Every line of the entries below that mentions "this" is to be copied out.
--- Records supplied Enclosed Below ---
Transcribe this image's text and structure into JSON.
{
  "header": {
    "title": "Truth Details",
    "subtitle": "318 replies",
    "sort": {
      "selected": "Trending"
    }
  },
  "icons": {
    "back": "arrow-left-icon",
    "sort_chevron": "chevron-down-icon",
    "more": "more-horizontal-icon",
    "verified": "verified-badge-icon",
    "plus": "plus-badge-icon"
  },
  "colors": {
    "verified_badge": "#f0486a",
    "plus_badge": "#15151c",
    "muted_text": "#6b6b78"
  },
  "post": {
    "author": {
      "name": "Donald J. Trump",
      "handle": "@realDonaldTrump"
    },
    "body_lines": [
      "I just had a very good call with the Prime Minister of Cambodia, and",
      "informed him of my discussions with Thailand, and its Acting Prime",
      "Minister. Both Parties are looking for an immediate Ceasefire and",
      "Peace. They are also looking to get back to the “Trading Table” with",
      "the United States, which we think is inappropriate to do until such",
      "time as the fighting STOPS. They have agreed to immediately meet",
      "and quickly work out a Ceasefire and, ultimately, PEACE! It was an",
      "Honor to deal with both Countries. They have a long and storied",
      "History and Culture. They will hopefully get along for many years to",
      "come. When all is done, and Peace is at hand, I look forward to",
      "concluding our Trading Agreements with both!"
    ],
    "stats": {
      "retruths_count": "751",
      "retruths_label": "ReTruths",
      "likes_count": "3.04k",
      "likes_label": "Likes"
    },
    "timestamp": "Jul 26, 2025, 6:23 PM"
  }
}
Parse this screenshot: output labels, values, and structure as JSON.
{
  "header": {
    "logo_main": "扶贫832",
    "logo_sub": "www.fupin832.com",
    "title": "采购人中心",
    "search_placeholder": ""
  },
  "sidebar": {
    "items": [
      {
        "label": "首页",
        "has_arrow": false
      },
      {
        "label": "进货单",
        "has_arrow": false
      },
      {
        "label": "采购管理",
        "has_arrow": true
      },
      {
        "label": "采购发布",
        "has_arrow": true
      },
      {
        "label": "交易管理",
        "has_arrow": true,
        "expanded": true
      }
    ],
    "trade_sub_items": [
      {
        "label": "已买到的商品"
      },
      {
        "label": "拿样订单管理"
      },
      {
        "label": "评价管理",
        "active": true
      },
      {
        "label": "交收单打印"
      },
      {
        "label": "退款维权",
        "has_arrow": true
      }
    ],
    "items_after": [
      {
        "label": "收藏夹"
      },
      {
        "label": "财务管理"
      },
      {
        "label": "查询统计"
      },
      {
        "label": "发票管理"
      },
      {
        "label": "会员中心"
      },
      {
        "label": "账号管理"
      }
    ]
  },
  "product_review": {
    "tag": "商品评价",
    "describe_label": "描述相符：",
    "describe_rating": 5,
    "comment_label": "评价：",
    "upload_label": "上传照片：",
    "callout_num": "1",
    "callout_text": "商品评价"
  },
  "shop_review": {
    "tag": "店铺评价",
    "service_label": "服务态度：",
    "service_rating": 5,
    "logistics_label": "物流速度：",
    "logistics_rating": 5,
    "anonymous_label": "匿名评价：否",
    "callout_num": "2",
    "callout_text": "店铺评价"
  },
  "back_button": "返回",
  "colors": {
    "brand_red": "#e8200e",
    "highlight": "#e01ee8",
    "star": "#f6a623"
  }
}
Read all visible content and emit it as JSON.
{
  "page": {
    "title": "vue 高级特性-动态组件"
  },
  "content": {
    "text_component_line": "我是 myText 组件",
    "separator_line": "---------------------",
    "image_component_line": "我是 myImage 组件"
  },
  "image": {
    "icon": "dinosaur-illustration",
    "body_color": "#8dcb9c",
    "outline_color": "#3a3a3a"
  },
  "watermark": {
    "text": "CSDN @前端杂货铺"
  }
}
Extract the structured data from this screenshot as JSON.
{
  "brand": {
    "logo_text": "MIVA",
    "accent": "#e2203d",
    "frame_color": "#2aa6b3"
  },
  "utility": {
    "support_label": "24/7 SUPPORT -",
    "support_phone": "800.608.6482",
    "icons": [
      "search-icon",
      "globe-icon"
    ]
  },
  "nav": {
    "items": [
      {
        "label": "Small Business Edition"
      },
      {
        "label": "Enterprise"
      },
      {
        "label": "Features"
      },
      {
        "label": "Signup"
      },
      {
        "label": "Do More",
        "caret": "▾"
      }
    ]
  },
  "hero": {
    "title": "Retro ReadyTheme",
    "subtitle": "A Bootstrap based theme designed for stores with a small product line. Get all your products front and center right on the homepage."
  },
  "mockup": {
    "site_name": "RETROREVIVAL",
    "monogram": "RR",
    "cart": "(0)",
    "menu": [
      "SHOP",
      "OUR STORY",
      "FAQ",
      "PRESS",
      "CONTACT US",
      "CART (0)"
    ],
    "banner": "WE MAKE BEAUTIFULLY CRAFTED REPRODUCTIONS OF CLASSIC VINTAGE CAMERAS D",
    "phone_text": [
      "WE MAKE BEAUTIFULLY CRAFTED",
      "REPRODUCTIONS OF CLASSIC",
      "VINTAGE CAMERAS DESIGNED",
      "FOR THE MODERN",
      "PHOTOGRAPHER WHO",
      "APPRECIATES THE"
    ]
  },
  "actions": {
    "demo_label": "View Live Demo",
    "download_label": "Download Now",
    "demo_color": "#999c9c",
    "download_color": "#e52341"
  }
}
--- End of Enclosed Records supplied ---
### Reply to the exercise
Transcribe this image's text and structure into JSON.
Parse this screenshot: output labels, values, and structure as JSON.
Extract the structured data from this screenshot as JSON.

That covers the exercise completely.